The 400ci Poncho was the perfect candidate as it is mostly stock, save for full-length headers, a larger exhaust system, a mild camshaft, and an Edelbrock dual-plane intake. Cuomo upgraded to a larger carburetor last year, but the Firebird didn't run properly, even after making several adjustments. He turned to the newly released Holley Avenger EFI system to solve his idle and driveability issues. The Avenger EFI is an all-inclusive package of parts, and it offers self-tuning capabilities-making it easier for the average enthusiast to say "yes" to an EFI conversion.

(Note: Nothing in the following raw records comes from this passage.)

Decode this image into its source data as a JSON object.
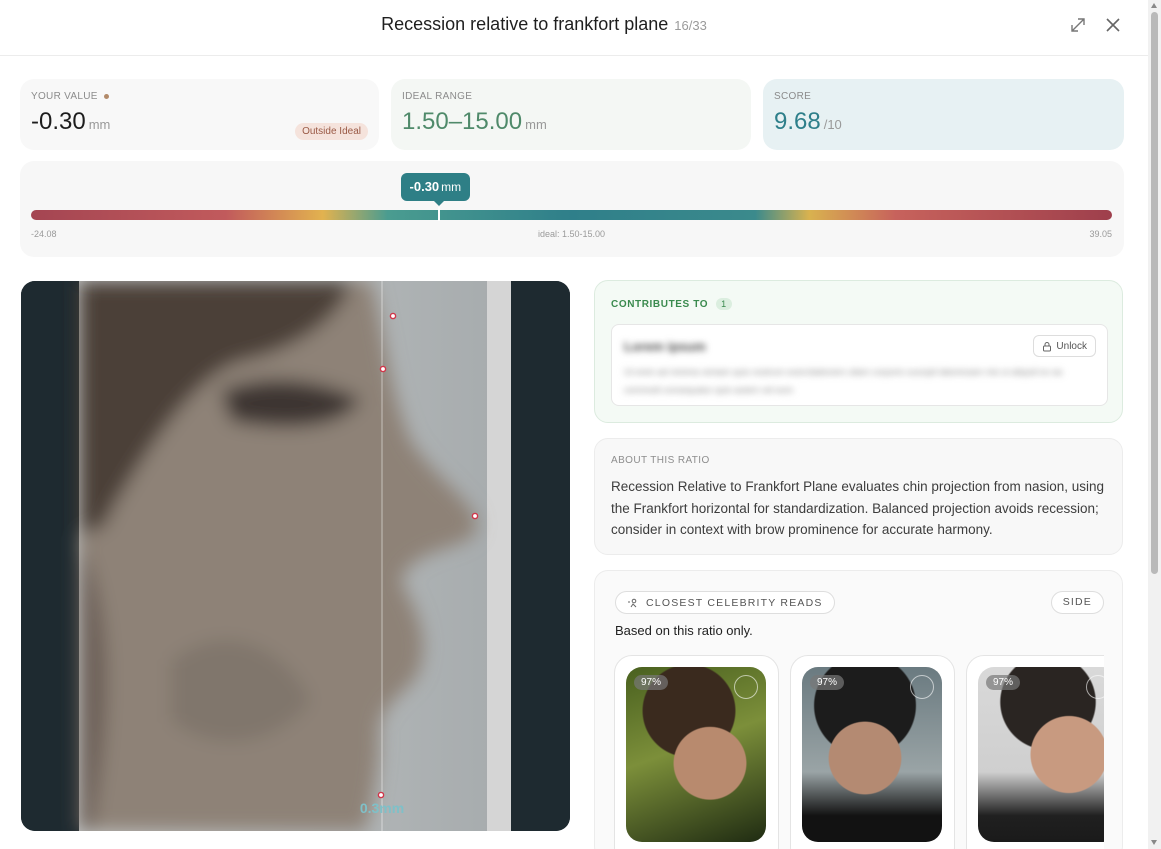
{
  "header": {
    "title": "Recession relative to frankfort plane",
    "counter": "16/33"
  },
  "stats": {
    "your_value": {
      "label": "YOUR VALUE",
      "value": "-0.30",
      "unit": "mm",
      "badge": "Outside Ideal"
    },
    "ideal_range": {
      "label": "IDEAL RANGE",
      "value": "1.50–15.00",
      "unit": "mm"
    },
    "score": {
      "label": "SCORE",
      "value": "9.68",
      "unit": "/10"
    }
  },
  "range": {
    "marker_value": "-0.30",
    "marker_unit": "mm",
    "min_label": "-24.08",
    "mid_label": "ideal: 1.50-15.00",
    "max_label": "39.05",
    "marker_fraction": 0.377
  },
  "photo": {
    "measurement_label": "0.3mm"
  },
  "contributes": {
    "heading": "CONTRIBUTES TO",
    "count": "1",
    "locked_title": "Lorem ipsum",
    "locked_text": "Ut enim ad minima veniam quis nostrum exercitationem ullam corporis suscipit laboriosam nisi ut aliquid ex ea commodi consequatur quis autem vel eum",
    "unlock_label": "Unlock"
  },
  "about": {
    "heading": "ABOUT THIS RATIO",
    "text": "Recession Relative to Frankfort Plane evaluates chin projection from nasion, using the Frankfort horizontal for standardization. Balanced projection avoids recession; consider in context with brow prominence for accurate harmony."
  },
  "celebrities": {
    "chip_label": "CLOSEST CELEBRITY READS",
    "side_label": "SIDE",
    "subtitle": "Based on this ratio only.",
    "cards": [
      {
        "match": "97%"
      },
      {
        "match": "97%"
      },
      {
        "match": "97%"
      }
    ]
  }
}
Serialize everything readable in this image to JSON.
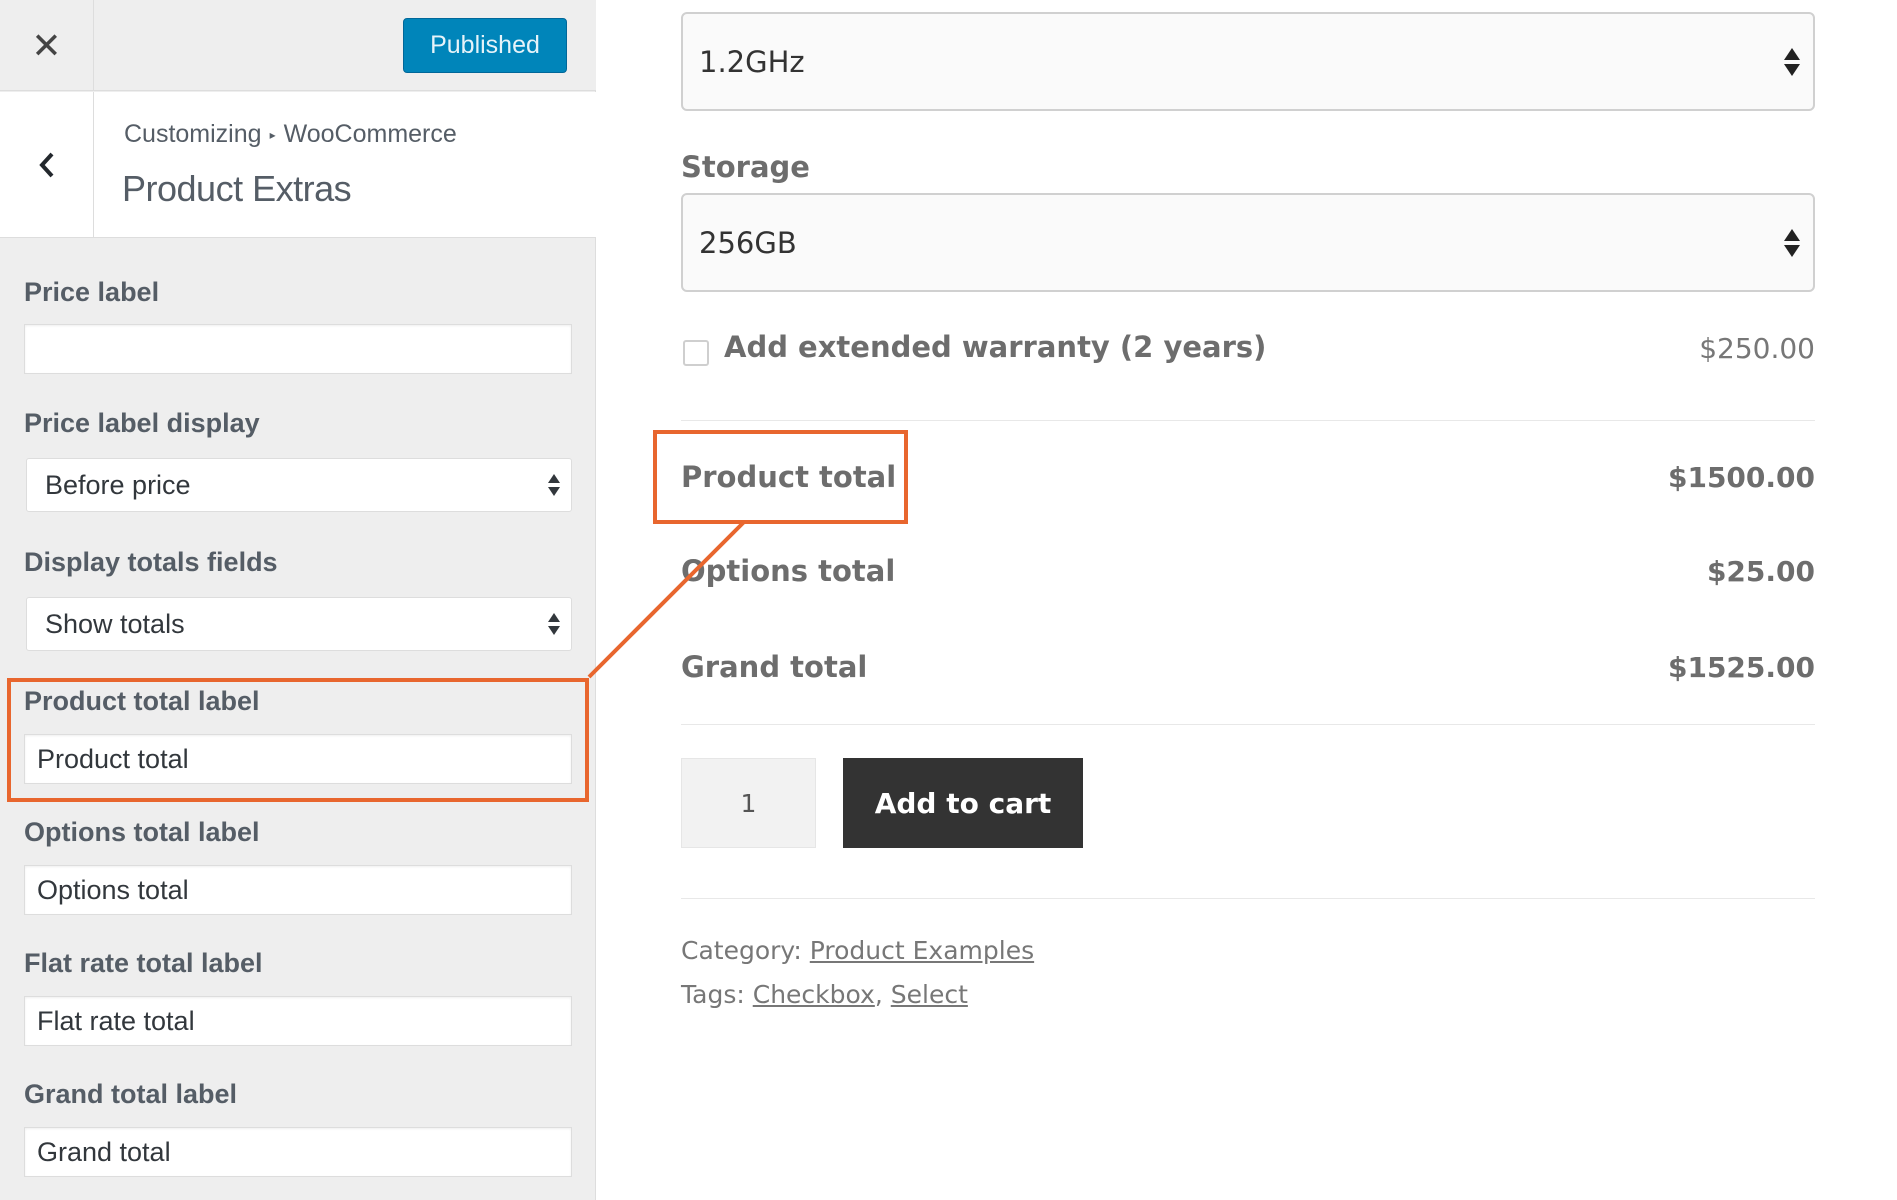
{
  "customizer": {
    "close_icon": "close-icon",
    "publish_label": "Published",
    "back_icon": "chevron-left-icon",
    "breadcrumb": {
      "root": "Customizing",
      "separator": "▸",
      "parent": "WooCommerce"
    },
    "section_title": "Product Extras",
    "controls": {
      "price_label": {
        "label": "Price label",
        "value": ""
      },
      "price_label_display": {
        "label": "Price label display",
        "selected": "Before price"
      },
      "display_totals_fields": {
        "label": "Display totals fields",
        "selected": "Show totals"
      },
      "product_total_label": {
        "label": "Product total label",
        "value": "Product total"
      },
      "options_total_label": {
        "label": "Options total label",
        "value": "Options total"
      },
      "flat_rate_total_label": {
        "label": "Flat rate total label",
        "value": "Flat rate total"
      },
      "grand_total_label": {
        "label": "Grand total label",
        "value": "Grand total"
      }
    },
    "publish_color": "#0085ba"
  },
  "product": {
    "processor_select": {
      "selected": "1.2GHz"
    },
    "storage": {
      "label": "Storage",
      "selected": "256GB"
    },
    "warranty": {
      "label": "Add extended warranty (2 years)",
      "price": "$250.00",
      "checked": false
    },
    "totals": {
      "product_total": {
        "label": "Product total",
        "value": "$1500.00"
      },
      "options_total": {
        "label": "Options total",
        "value": "$25.00"
      },
      "grand_total": {
        "label": "Grand total",
        "value": "$1525.00"
      }
    },
    "quantity": "1",
    "add_to_cart": "Add to cart",
    "category": {
      "label": "Category:",
      "link": "Product Examples"
    },
    "tags": {
      "label": "Tags:",
      "items": [
        "Checkbox",
        "Select"
      ],
      "separator": ","
    }
  },
  "highlight_color": "#e8662e"
}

Holley offers three different levels of EFI systems, and each one is a complete kit under one part number, making it easier to purchase. The Avenger EFI lineup is the base system, and users can upgrade to the next level, dubbed HP EFI, which offers more versatility. The Dominator EFI system is the top of the food chain and is a no-holds-barred setup for serious street and race engines. Given the mods on Cuomo's Poncho, the reps at Holley suggested a TBI system from the Avenger EFI lineup.

Throttle body injection (TBI) is a simplistic EFI setup that was underhood many mid-'80s GM products. TBI incorporates the fuel injection with the throttle body-creating a simple system that eliminates the need for a new manifold when making the switch to EFI. A TBI system will bolt-on to an existing manifold with ease and even looks like a carburetor setup in many respects. It can be easily thought of as a combination between the digital world of EFI and the old days of carburetor induction. Holley does offer a multipoint fuel injection system in other versions of the Avenger EFI lineup. The multipoint fuel injection features a fuel injector spraying directly into each runner.

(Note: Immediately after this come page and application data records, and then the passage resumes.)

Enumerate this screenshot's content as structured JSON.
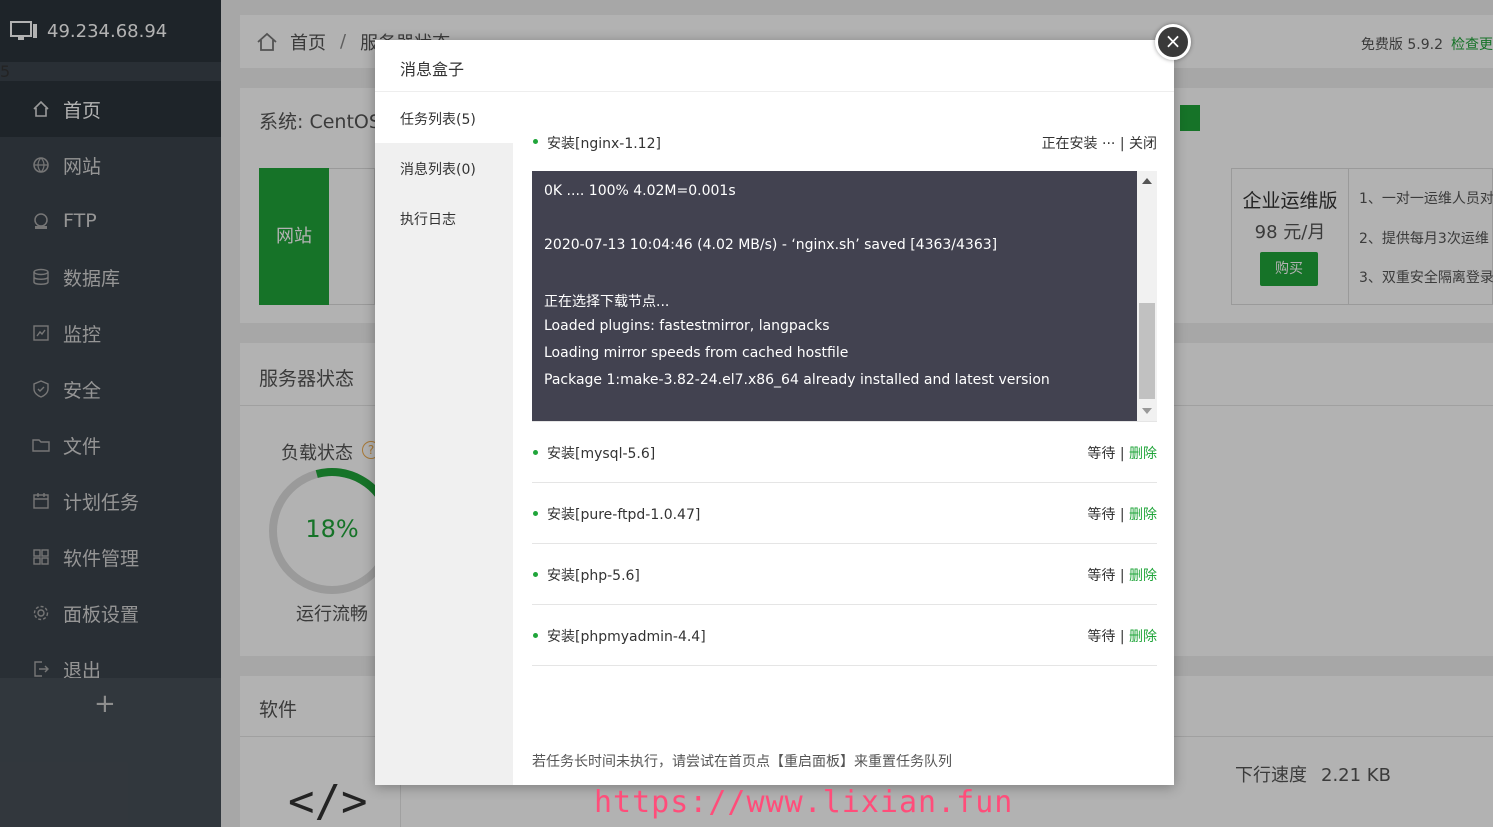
{
  "sidebar": {
    "ip": "49.234.68.94",
    "badge": "5",
    "items": [
      {
        "label": "首页",
        "icon": "home-icon"
      },
      {
        "label": "网站",
        "icon": "globe-icon"
      },
      {
        "label": "FTP",
        "icon": "ftp-icon"
      },
      {
        "label": "数据库",
        "icon": "database-icon"
      },
      {
        "label": "监控",
        "icon": "monitor-icon"
      },
      {
        "label": "安全",
        "icon": "shield-icon"
      },
      {
        "label": "文件",
        "icon": "folder-icon"
      },
      {
        "label": "计划任务",
        "icon": "calendar-icon"
      },
      {
        "label": "软件管理",
        "icon": "grid-icon"
      },
      {
        "label": "面板设置",
        "icon": "gear-icon"
      },
      {
        "label": "退出",
        "icon": "logout-icon"
      }
    ],
    "add": "+"
  },
  "breadcrumb": {
    "home": "首页",
    "sep": "/",
    "current": "服务器状态"
  },
  "version": {
    "label": "免费版 5.9.2",
    "check": "检查更"
  },
  "system": {
    "label": "系统: CentOS"
  },
  "stats": {
    "website": "网站"
  },
  "vip": {
    "title": "企业运维版",
    "price": "98 元/月",
    "buy": "购买",
    "lines": [
      "1、一对一运维人员对",
      "2、提供每月3次运维",
      "3、双重安全隔离登录"
    ]
  },
  "server": {
    "title": "服务器状态",
    "load_label": "负载状态",
    "load_value": "18%",
    "load_percent": 18,
    "load_status": "运行流畅"
  },
  "software": {
    "title": "软件",
    "speed_label": "下行速度",
    "speed_value": "2.21 KB"
  },
  "modal": {
    "title": "消息盒子",
    "close": "×",
    "nav": [
      "任务列表(5)",
      "消息列表(0)",
      "执行日志"
    ],
    "active_task": {
      "name": "安装[nginx-1.12]",
      "status": "正在安装 ···",
      "sep": " | ",
      "close": "关闭"
    },
    "log_lines": [
      "0K .... 100% 4.02M=0.001s",
      "2020-07-13 10:04:46 (4.02 MB/s) - ‘nginx.sh’ saved [4363/4363]",
      "正在选择下载节点...",
      "Loaded plugins: fastestmirror, langpacks",
      "Loading mirror speeds from cached hostfile",
      "Package 1:make-3.82-24.el7.x86_64 already installed and latest version"
    ],
    "tasks": [
      {
        "name": "安装[mysql-5.6]",
        "status": "等待",
        "sep": " | ",
        "del": "删除"
      },
      {
        "name": "安装[pure-ftpd-1.0.47]",
        "status": "等待",
        "sep": " | ",
        "del": "删除"
      },
      {
        "name": "安装[php-5.6]",
        "status": "等待",
        "sep": " | ",
        "del": "删除"
      },
      {
        "name": "安装[phpmyadmin-4.4]",
        "status": "等待",
        "sep": " | ",
        "del": "删除"
      }
    ],
    "tip": "若任务长时间未执行，请尝试在首页点【重启面板】来重置任务队列"
  },
  "watermark": "https://www.lixian.fun"
}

We decided to go with the Avenger EFI TBI system for two reasons: cost and ease of installation. The price tag for this Avenger EFI four-barrel TBI system (PN 550-400) is $1,999. Some might cringe when looking at the cost, but we didn't think it was unrealistic considering the Avenger EFI came nearly complete including a fuel pump, two fuel filters, ECU, wiring harness, bolt-on TBI unit, sensors, gaskets, and a handheld programmer (eliminating the need for a laptop). But the biggest selling point for us was the self-learning capabilities of the ECU, which eliminates the need for custom computer programming. That saves time and money.

We ventured to Unique Performance in Coram, New York, a very popular muscle car specialty shop, for the installation. It was the first Avenger EFI system that proprietor Nick Giordano and head technician Andy Schlitz had installed, and both commented on how easy the system was laid out. The only parts not included in the Holley kit were fuel lines and a couple of fittings. One quick call to the local distributor netted us 10 feet of Earl's braided line and the required fittings for a total of $68.

The installation took Unique Performance just two days, and the hardest part was figuring out the best location for the ECU and fuel pump. The ECU was installed underhood and out of the way. The pump was bolted on the rear framerail away from any moving parts and the exhaust. It was mounted below the tank, so it's gravity-fed. Before firing up the engine, the ECU needed some important information inputted so it could reference a base program for the initial startup.